Do you set the mood? No, I don't mean with candles, flowers, and soft music. I don't mean setting the mood for others. I'm talking about consciously setting your internal mood.

When I was entering my teen years, my Dad habitually woke my brother and I with his rendition of the bugle song: "Oh how I hate to get up in the morning! Oh, how I'd rather remain in bed…" At some point in those teen years I remember thinking what a stupid song that was to start the day with. I didn't want to begin the day hating the fact that I was awake. So I began a habit of singing my own tune in my mind.
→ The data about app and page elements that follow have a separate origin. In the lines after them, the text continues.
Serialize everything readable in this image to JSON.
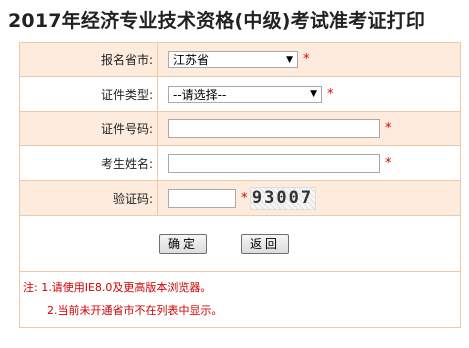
{
  "page": {
    "title": "2017年经济专业技术资格(中级)考试准考证打印"
  },
  "form": {
    "province": {
      "label": "报名省市:",
      "value": "江苏省"
    },
    "cert_type": {
      "label": "证件类型:",
      "value": "--请选择--"
    },
    "cert_no": {
      "label": "证件号码:",
      "value": ""
    },
    "name": {
      "label": "考生姓名:",
      "value": ""
    },
    "captcha": {
      "label": "验证码:",
      "value": "",
      "image_text": "93007"
    },
    "required_mark": "*"
  },
  "buttons": {
    "confirm": "确定",
    "back": "返回"
  },
  "notes": {
    "line1": "注: 1.请使用IE8.0及更高版本浏览器。",
    "line2": "2.当前未开通省市不在列表中显示。"
  },
  "colors": {
    "row_shade": "#fdebdd",
    "border": "#f0c9a8",
    "note_red": "#d40000",
    "required_red": "#e00000"
  }
}
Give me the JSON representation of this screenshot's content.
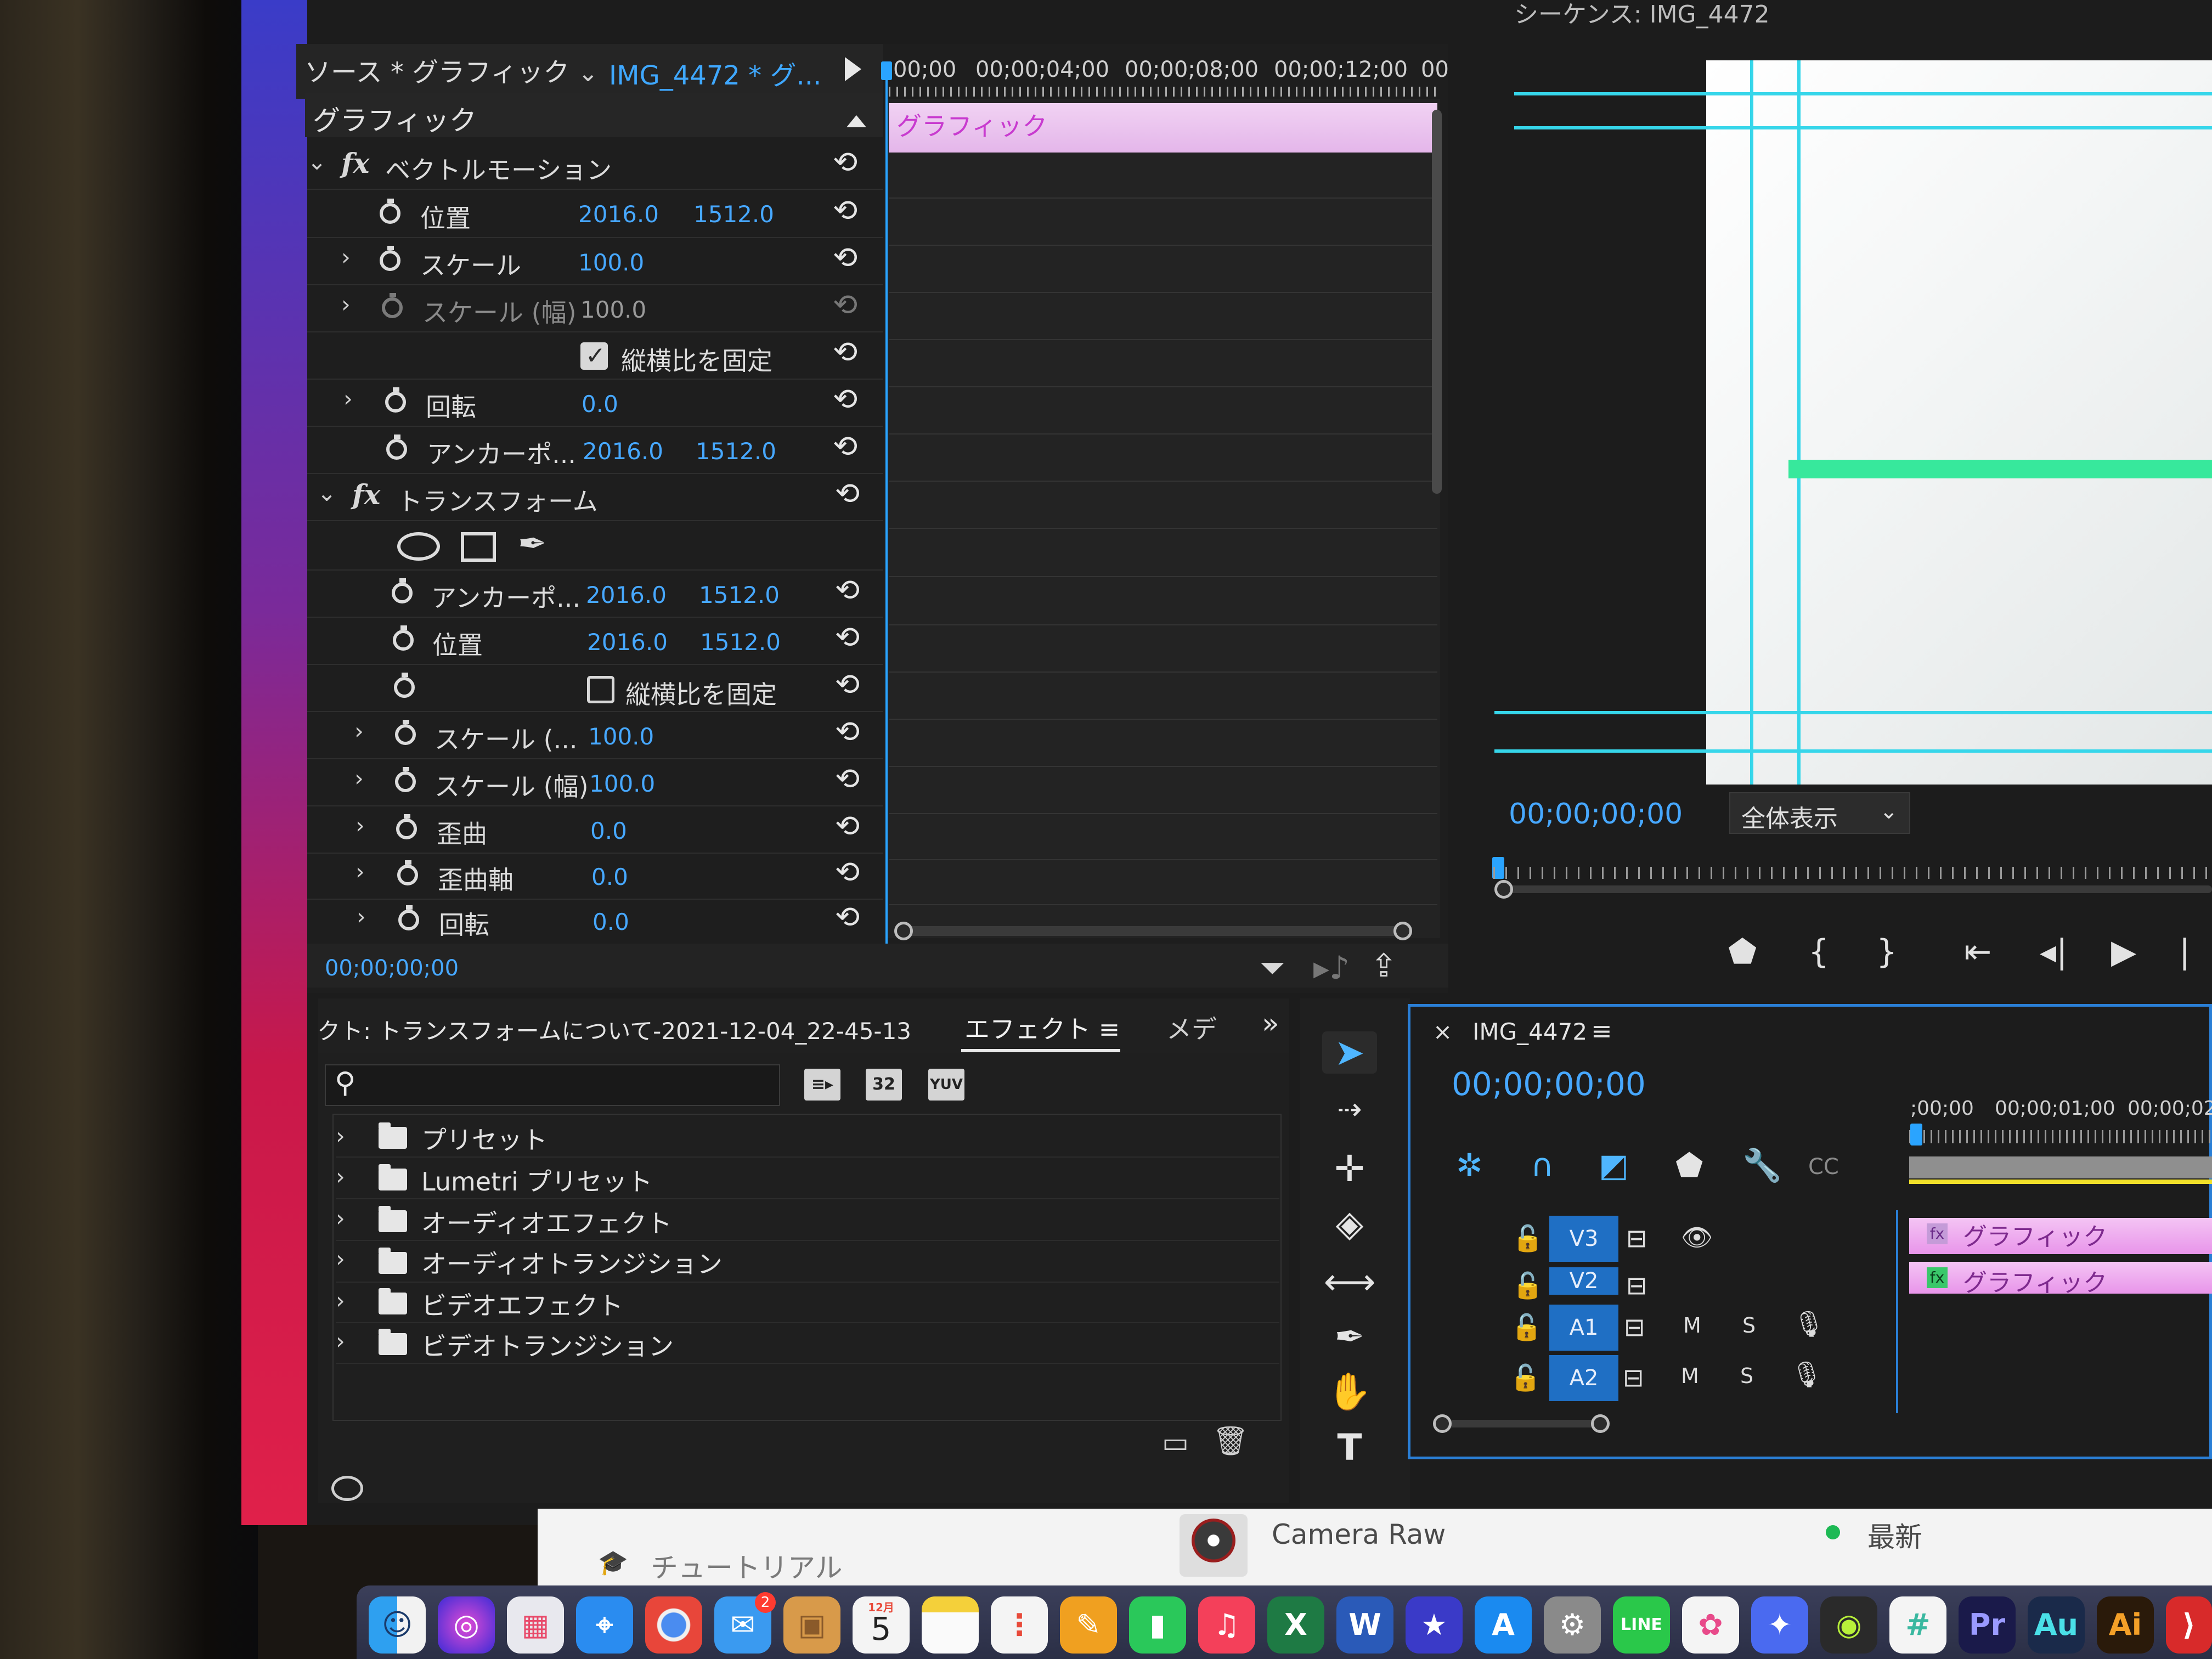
{
  "source_panel": {
    "source_label": "ソース * グラフィック",
    "sequence_label": "IMG_4472 * グ...",
    "section_title": "グラフィック",
    "timecode": "00;00;00;00",
    "ruler": [
      "00;00",
      "00;00;04;00",
      "00;00;08;00",
      "00;00;12;00",
      "00"
    ],
    "clip_label": "グラフィック",
    "vector_motion": {
      "title": "ベクトルモーション",
      "rows": [
        {
          "label": "位置",
          "v1": "2016.0",
          "v2": "1512.0"
        },
        {
          "label": "スケール",
          "v1": "100.0",
          "v2": ""
        },
        {
          "label": "スケール (幅)",
          "v1": "100.0",
          "v2": ""
        },
        {
          "label": "縦横比を固定",
          "v1": "",
          "v2": ""
        },
        {
          "label": "回転",
          "v1": "0.0",
          "v2": ""
        },
        {
          "label": "アンカーポ...",
          "v1": "2016.0",
          "v2": "1512.0"
        }
      ]
    },
    "transform": {
      "title": "トランスフォーム",
      "rows": [
        {
          "label": "アンカーポ...",
          "v1": "2016.0",
          "v2": "1512.0"
        },
        {
          "label": "位置",
          "v1": "2016.0",
          "v2": "1512.0"
        },
        {
          "label": "縦横比を固定",
          "v1": "",
          "v2": ""
        },
        {
          "label": "スケール (...",
          "v1": "100.0",
          "v2": ""
        },
        {
          "label": "スケール (幅)",
          "v1": "100.0",
          "v2": ""
        },
        {
          "label": "歪曲",
          "v1": "0.0",
          "v2": ""
        },
        {
          "label": "歪曲軸",
          "v1": "0.0",
          "v2": ""
        },
        {
          "label": "回転",
          "v1": "0.0",
          "v2": ""
        }
      ]
    }
  },
  "program_panel": {
    "title": "シーケンス: IMG_4472",
    "timecode": "00;00;00;00",
    "zoom": "全体表示"
  },
  "effects_panel": {
    "project_tab": "クト: トランスフォームについて-2021-12-04_22-45-13",
    "effects_tab": "エフェクト",
    "meta_tab": "メデ",
    "buttons": [
      "32",
      "YUV"
    ],
    "tree": [
      "プリセット",
      "Lumetri プリセット",
      "オーディオエフェクト",
      "オーディオトランジション",
      "ビデオエフェクト",
      "ビデオトランジション"
    ]
  },
  "timeline_panel": {
    "title": "IMG_4472",
    "timecode": "00;00;00;00",
    "ruler": [
      ";00;00",
      "00;00;01;00",
      "00;00;02;"
    ],
    "tracks": [
      {
        "name": "V3",
        "clip": "グラフィック"
      },
      {
        "name": "V2",
        "clip": "グラフィック"
      },
      {
        "name": "A1",
        "clip": ""
      },
      {
        "name": "A2",
        "clip": ""
      }
    ],
    "audio_buttons": {
      "m": "M",
      "s": "S"
    }
  },
  "bottom_strip": {
    "tutorial": "チュートリアル",
    "camera_raw": "Camera Raw",
    "status": "最新"
  },
  "dock": {
    "calendar_month": "12月",
    "calendar_day": "5",
    "mail_badge": "2",
    "apps": [
      "Pr",
      "Au",
      "Ai"
    ]
  },
  "colors": {
    "accent_blue": "#47a8ff",
    "clip_pink": "#e895ea",
    "guide_cyan": "#36d6ea",
    "track_blue": "#1f6fc4"
  }
}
The first was:
Zip-a-dee-doo-dah, zip-a-dee-ay
My, oh my, what a wonderful day
Plenty of sunshine headin' my way
Zip-a-dee-doo-dah, zip-a-dee-ay

(It's impossible to sing that song without smiling-- I dare you to try.) Later, when my obsession with the Beatles began, this was my wake-up song:

I also ended each day by listing in my mind all the people who I was most grateful for. Granted, the list was recited by rote memory, but nevertheless, it worked. I always fell asleep with a sense of belonging and peace because I felt fortunate to have people to love.

Sometime as I was entering adulthood, getting married, and finishing my education, I stopped. I no longer set the mood. In the early years of my career I tried to affect a similar start to the morning. As I believe happens with most professions, the first year or so was particularly challenging because my clinical skills were still developing. So starting the day on a positive note was essential. I remember creating a positive mood with little details. Perhaps I had a new pair of socks to wear, or a favorite cereal that I hadn't bought in some time. Sometimes I would treat myself to a cup of tea (which I didn't usually leave time for). Or I would look forward to something planned later in the day. Then, as my career became second nature, those efforts fell away.

Now as I reflect on my past, I marvel at how wise I was during my teen years. (Oh no! Does that mean that I'm developing backwards?! Ha!) How lucky we are to be human. Really! We can change our mood consciously. We can turn on the brain chemistry that makes us feel good by simply having a thought. We don't have to react to our environment. We can create our environment.

So, do you set the mood? What works for you?